PLP leader suggests age limit put in place in legalized environment
NASSAU, BAHAMAS — Opposition Leader Philip Brave Davis said yesterday the approach to decriminalization of cannabis in The Bahamas must be responsible to avoid unintended consequences, namely “overly burdening” inner-city communities in The Bahamas.
In the preliminary report of the Bahamas National Commission on Marijuana obtained by Eyewitness News Online, the commission green-lighted recreational and medicinal cannabis, while recommending Bahamians own 51 percent of the industry in a legalized framework.
The report has not been completed and remains under review by the commission.
“To me, to the report, there is much to be done before we move to complete decriminalization,” Davis said during a press conference at the PLP headquarters, though he noted he had not seen the preliminary report as yet.
“We have to appreciate that the consequential burden of decriminalizing marijuana is going to be carried by our inner-city use.

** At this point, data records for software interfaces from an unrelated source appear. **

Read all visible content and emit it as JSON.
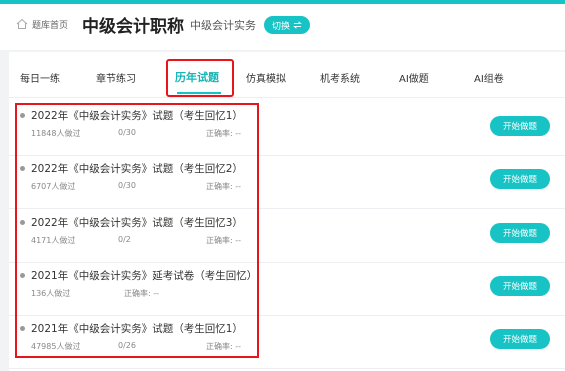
{
  "header": {
    "home_label": "题库首页",
    "title": "中级会计职称",
    "subject": "中级会计实务",
    "switch_label": "切换",
    "switch_icon": "swap-icon"
  },
  "tabs": [
    {
      "label": "每日一练"
    },
    {
      "label": "章节练习"
    },
    {
      "label": "历年试题",
      "active": true
    },
    {
      "label": "仿真模拟"
    },
    {
      "label": "机考系统"
    },
    {
      "label": "AI做题"
    },
    {
      "label": "AI组卷"
    }
  ],
  "exams": [
    {
      "title": "2022年《中级会计实务》试题（考生回忆1）",
      "done": "11848人做过",
      "progress": "0/30",
      "accuracy": "正确率: --",
      "button": "开始做题"
    },
    {
      "title": "2022年《中级会计实务》试题（考生回忆2）",
      "done": "6707人做过",
      "progress": "0/30",
      "accuracy": "正确率: --",
      "button": "开始做题"
    },
    {
      "title": "2022年《中级会计实务》试题（考生回忆3）",
      "done": "4171人做过",
      "progress": "0/2",
      "accuracy": "正确率: --",
      "button": "开始做题"
    },
    {
      "title": "2021年《中级会计实务》延考试卷（考生回忆）",
      "done": "136人做过",
      "progress": "",
      "accuracy": "正确率: --",
      "button": "开始做题"
    },
    {
      "title": "2021年《中级会计实务》试题（考生回忆1）",
      "done": "47985人做过",
      "progress": "0/26",
      "accuracy": "正确率: --",
      "button": "开始做题"
    }
  ],
  "colors": {
    "accent": "#17c3c4",
    "highlight": "#e6161a"
  }
}
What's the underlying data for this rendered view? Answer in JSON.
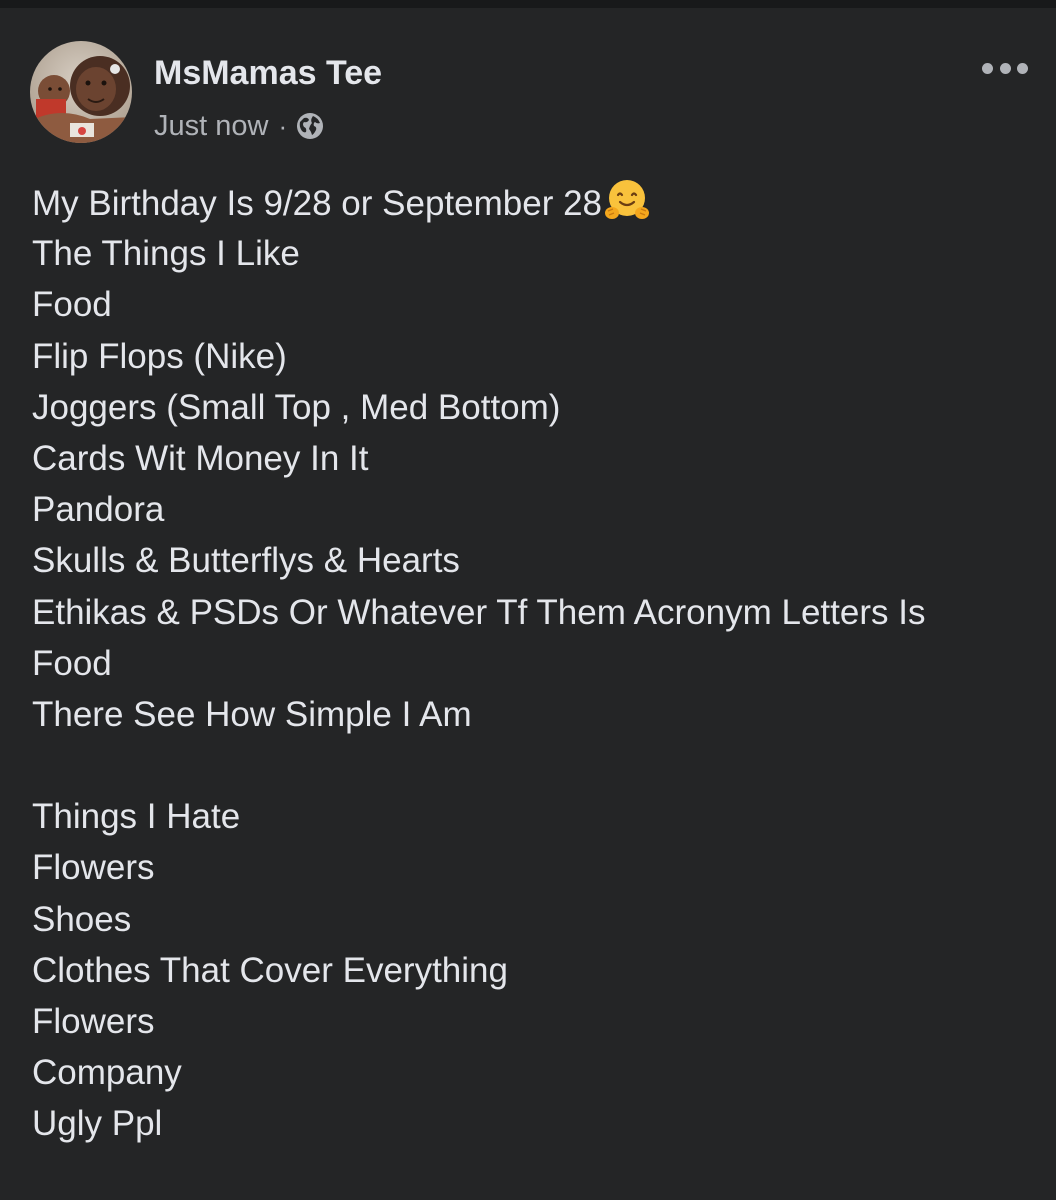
{
  "post": {
    "author": "MsMamas Tee",
    "timestamp": "Just now",
    "separator": "·",
    "privacy_icon": "globe-icon",
    "menu_icon": "more-options-icon",
    "line_1": "My Birthday Is 9/28 or September 28",
    "line_1_emoji": "hugging-face-icon",
    "line_2": "The Things I Like",
    "line_3": "Food",
    "line_4": "Flip Flops (Nike)",
    "line_5": "Joggers (Small Top , Med Bottom)",
    "line_6": "Cards Wit Money In It",
    "line_7": "Pandora",
    "line_8": "Skulls & Butterflys & Hearts",
    "line_9": "Ethikas & PSDs Or Whatever Tf Them Acronym Letters Is",
    "line_10": "Food",
    "line_11": "There See How Simple I Am",
    "line_12": "Things I Hate",
    "line_13": "Flowers",
    "line_14": "Shoes",
    "line_15": "Clothes That Cover Everything",
    "line_16": "Flowers",
    "line_17": "Company",
    "line_18": "Ugly Ppl"
  },
  "colors": {
    "background": "#242526",
    "primary_text": "#e4e6eb",
    "secondary_text": "#b0b3b8"
  }
}
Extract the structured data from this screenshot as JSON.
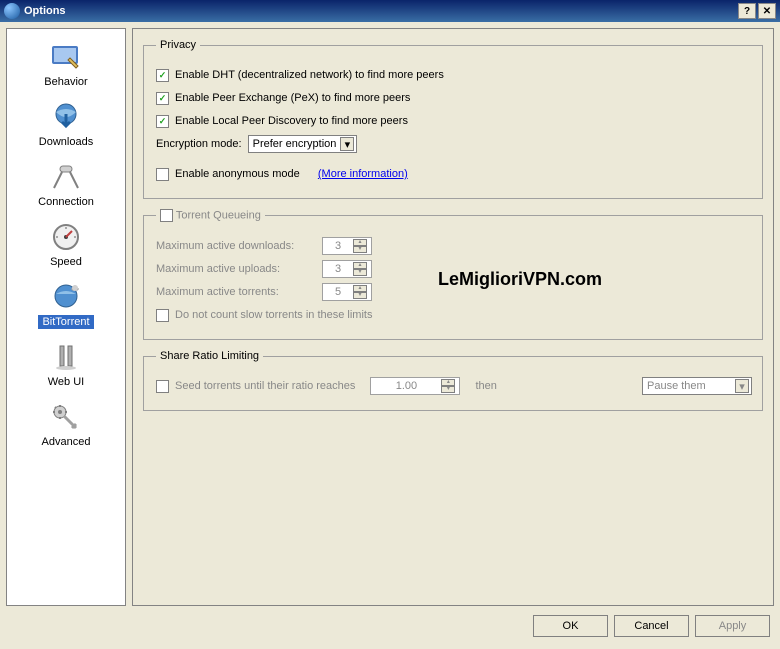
{
  "window": {
    "title": "Options"
  },
  "sidebar": {
    "items": [
      {
        "label": "Behavior"
      },
      {
        "label": "Downloads"
      },
      {
        "label": "Connection"
      },
      {
        "label": "Speed"
      },
      {
        "label": "BitTorrent"
      },
      {
        "label": "Web UI"
      },
      {
        "label": "Advanced"
      }
    ]
  },
  "privacy": {
    "legend": "Privacy",
    "dht": {
      "checked": true,
      "label": "Enable DHT (decentralized network) to find more peers"
    },
    "pex": {
      "checked": true,
      "label": "Enable Peer Exchange (PeX) to find more peers"
    },
    "lpd": {
      "checked": true,
      "label": "Enable Local Peer Discovery to find more peers"
    },
    "enc_label": "Encryption mode:",
    "enc_value": "Prefer encryption",
    "anon": {
      "checked": false,
      "label": "Enable anonymous mode"
    },
    "more_info": "(More information)"
  },
  "queue": {
    "enabled": false,
    "legend": "Torrent Queueing",
    "max_dl_label": "Maximum active downloads:",
    "max_dl": "3",
    "max_up_label": "Maximum active uploads:",
    "max_up": "3",
    "max_tr_label": "Maximum active torrents:",
    "max_tr": "5",
    "slow_label": "Do not count slow torrents in these limits"
  },
  "share": {
    "legend": "Share Ratio Limiting",
    "seed": {
      "checked": false,
      "label": "Seed torrents until their ratio reaches"
    },
    "ratio": "1.00",
    "then_label": "then",
    "action": "Pause them"
  },
  "footer": {
    "ok": "OK",
    "cancel": "Cancel",
    "apply": "Apply"
  },
  "watermark": "LeMiglioriVPN.com"
}
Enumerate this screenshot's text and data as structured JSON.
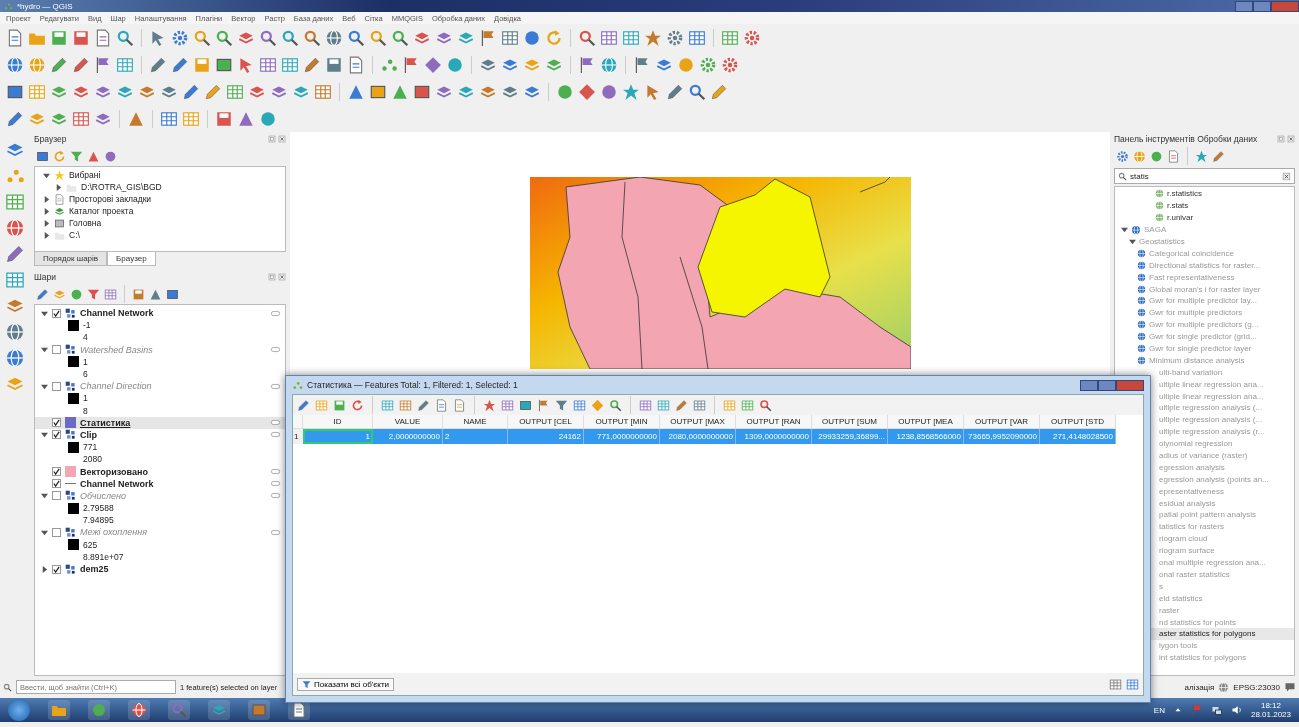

“There has to be a responsible approach to the decimalization. We have to understand and appreciate that each and every one of us, our metabolism, and so far as what we ingest, in our system will react. Each of us will have different reaction to it.
“During my sojourn in the practice of law, I have seen the use of marijuana and what the deleterious effect it may have had on some and what good impact it would have had on others.
Davis said there is a need to find a balance to ensure the intention to benefit from the substance does not have “unintended consequences”.
He suggested introducing an age limit for the potential recreational use of the substance.
“For example, I think being responsible we cannot approach it in a way where young children —young people — who are still in high school for example,” he said.
“Reports are showing that children at the age of eight, still in junior high school are using marijuana. Is that something that we would want? And so, the message has to be that we are not too permissive for the use in young children. So, it has to be, we have to look at age — an age qualification. These are some of the factors, so work still has to be done.
The PLP leader commended the work of the commission.
He said from a policy point of view, a phased approach upon further study and informative understanding on the impact of the use of cannbis is the best way forward.
The PLP has openly expressed its support for the decriminalization of cannabis in The Bahamas.
Asked about the medicinal use of the substance, Davis said he does not believe there is a need for an age limit.
“I think that ought to be left to what I call the prescribing physician who’s going to prescribe to determine whether a young child should be treated with medicinal marijuana,” he said.
“…I think we leave that to the experts who are administering, taking, under who’s care a patient might be and who might require the use of marijuana. We ought to leave that to the experts to regulate and be responsible for, rather than we put the limit on that aspect.”